     Mark Collins delivers a tour de force in the role of Johnnypateenmik, a relentless busy body who revels in his being the first to announce breaking news to the locals. To his credit, Collins has done excellent work with the dialect coaching as well. Unlike some previous productions in which playwright McDonagh's dialogue has been mercilessy mangled or swallowed, here the wordsmith's glorious prose is beautifully articulated and easily understood.
     Johnnypateenmik's drunken mother (Mammy) is  played with joyous abandon by the darlin' of the Denver stage herself, Carla Kaiser Kotrc. It's been way too long since we've had the pleasure of her company upon the local boards and herself is hereby required to grace our stage far more often. 

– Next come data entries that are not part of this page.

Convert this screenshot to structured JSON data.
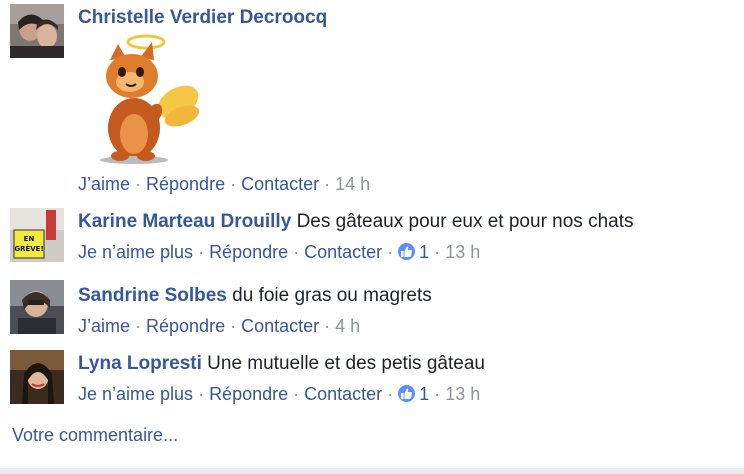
{
  "comments": [
    {
      "author": "Christelle Verdier Decroocq",
      "text": "",
      "sticker": "angel-cat-sticker",
      "actions": [
        "J’aime",
        "Répondre",
        "Contacter"
      ],
      "time": "14 h"
    },
    {
      "author": "Karine Marteau Drouilly",
      "text": "Des gâteaux pour eux et pour nos chats",
      "actions": [
        "Je n’aime plus",
        "Répondre",
        "Contacter"
      ],
      "likes": "1",
      "time": "13 h"
    },
    {
      "author": "Sandrine Solbes",
      "text": "du foie gras ou magrets",
      "actions": [
        "J’aime",
        "Répondre",
        "Contacter"
      ],
      "time": "4 h"
    },
    {
      "author": "Lyna Lopresti",
      "text": "Une mutuelle et des petis gâteau",
      "actions": [
        "Je n’aime plus",
        "Répondre",
        "Contacter"
      ],
      "likes": "1",
      "time": "13 h"
    }
  ],
  "composer": {
    "placeholder": "Votre commentaire..."
  },
  "colors": {
    "link": "#365899",
    "meta": "#90949c",
    "like_badge": "#5890ff"
  },
  "icons": {
    "like": "thumbs-up-icon"
  },
  "avatars": {
    "sign_text_1": "EN",
    "sign_text_2": "GRÈVE!"
  }
}
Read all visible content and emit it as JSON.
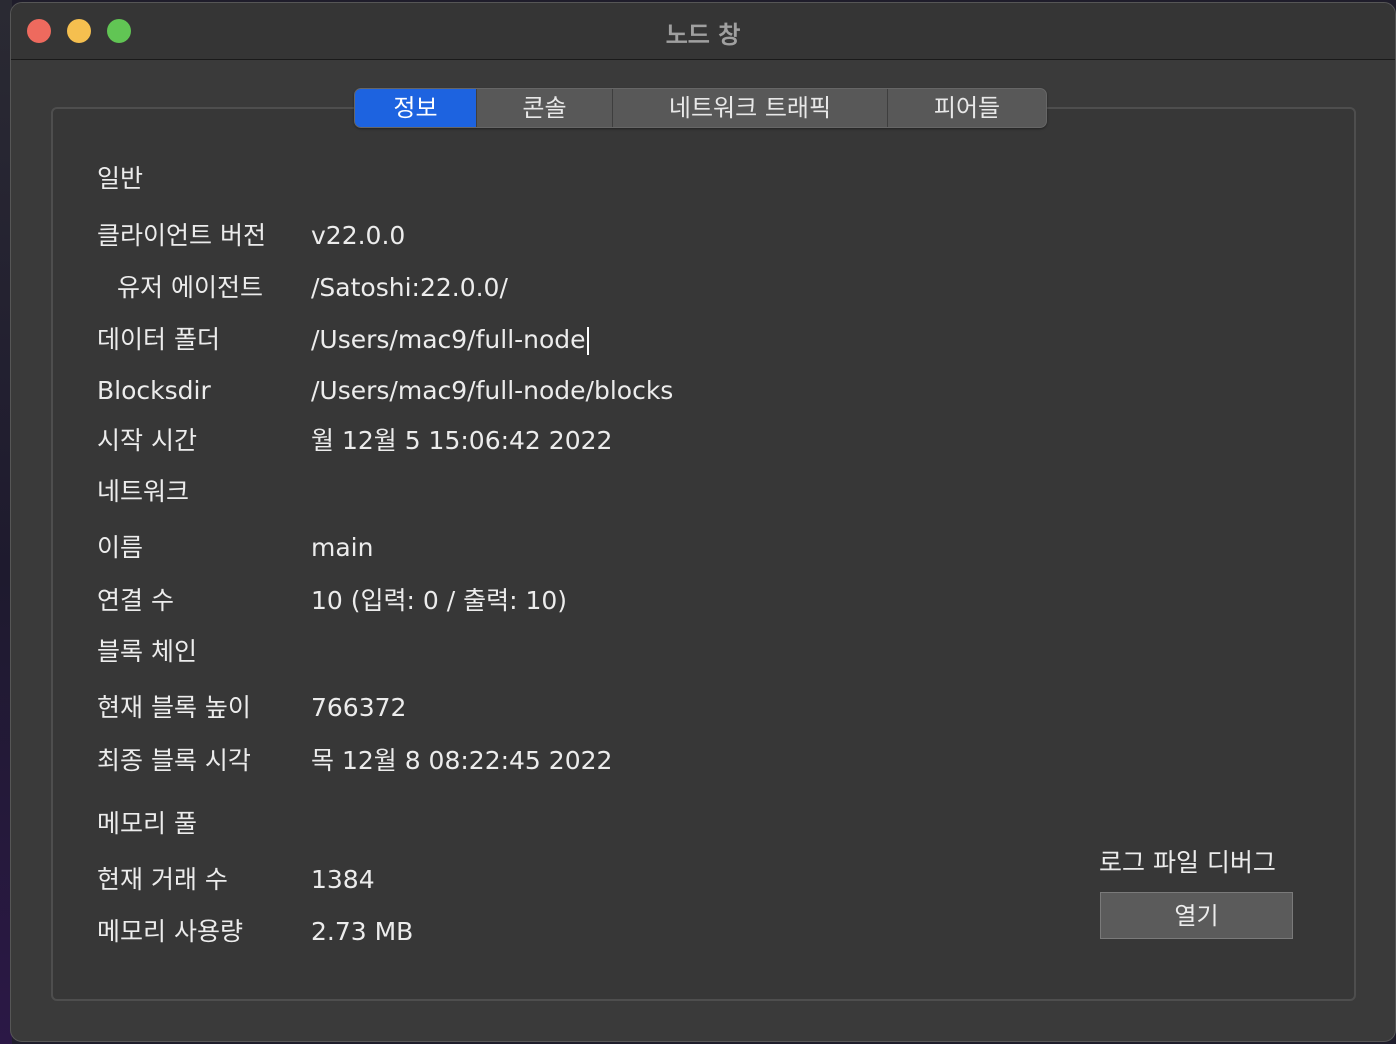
{
  "window": {
    "title": "노드 창"
  },
  "tabs": [
    {
      "label": "정보",
      "active": true
    },
    {
      "label": "콘솔",
      "active": false
    },
    {
      "label": "네트워크 트래픽",
      "active": false
    },
    {
      "label": "피어들",
      "active": false
    }
  ],
  "general": {
    "heading": "일반",
    "client_version_label": "클라이언트 버전",
    "client_version": "v22.0.0",
    "user_agent_label": "유저 에이전트",
    "user_agent": "/Satoshi:22.0.0/",
    "data_dir_label": "데이터 폴더",
    "data_dir": "/Users/mac9/full-node",
    "blocksdir_label": "Blocksdir",
    "blocksdir": "/Users/mac9/full-node/blocks",
    "startup_time_label": "시작 시간",
    "startup_time": "월 12월 5 15:06:42 2022"
  },
  "network": {
    "heading": "네트워크",
    "name_label": "이름",
    "name": "main",
    "connections_label": "연결 수",
    "connections": "10 (입력: 0 / 출력: 10)"
  },
  "blockchain": {
    "heading": "블록 체인",
    "height_label": "현재 블록 높이",
    "height": "766372",
    "last_block_label": "최종 블록 시각",
    "last_block_time": "목 12월 8 08:22:45 2022"
  },
  "mempool": {
    "heading": "메모리 풀",
    "tx_count_label": "현재 거래 수",
    "tx_count": "1384",
    "memory_label": "메모리 사용량",
    "memory_usage": "2.73 MB"
  },
  "debug": {
    "label": "로그 파일 디버그",
    "open_button": "열기"
  }
}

                                             Cody Schuyler and Meredith Young

     As Helen, Meredith Young gives the acid-tongued antics of the female gangsta of the neighborhood a spitfire appeal that will stay with you well past St. Paddy's Day. 

     The masterful muggings of  Brandon Palmer are exactly right for his portrayal of Bartley, the local lover of sweeties and victim of the mischievous pranks of young Helen.   
     Linda Suttle and Sasha Fisher play Billy's overprotective aunties with a wink and a grin that's got an underpinning of malevolent bile when they think they've been abandoned by the boy.     Sam Gilstrap turns in his best work to date as Babbybobby.
       Jonathan Scott-McKean's realistic scenic design somehow manages to include the rocky Irish shoreline as well as the requisite quaint rustic interior. 
     Shannon McKinney's lighting design is of the professional quality Colorado audiences have come to expect.  Nicole M. Harrison's patched and tattered costume design is spot on. 

Miners Alley Playhouse presents
"The Cripple of Inishmaan"
Jan. 30 - Mar. 8
Fri/Sat @ 7:30.p.m. Sundays at 6:00 p.m. (2 p.m. on Sun., March 8).
No performance on Sunday, February 1and Saturday, February 14.

Miners Alley Playhouse, 1224 Washington Avenue, Golden, CO 80401
303-935-3044 or online at minersalley.com
Marlowe's Musings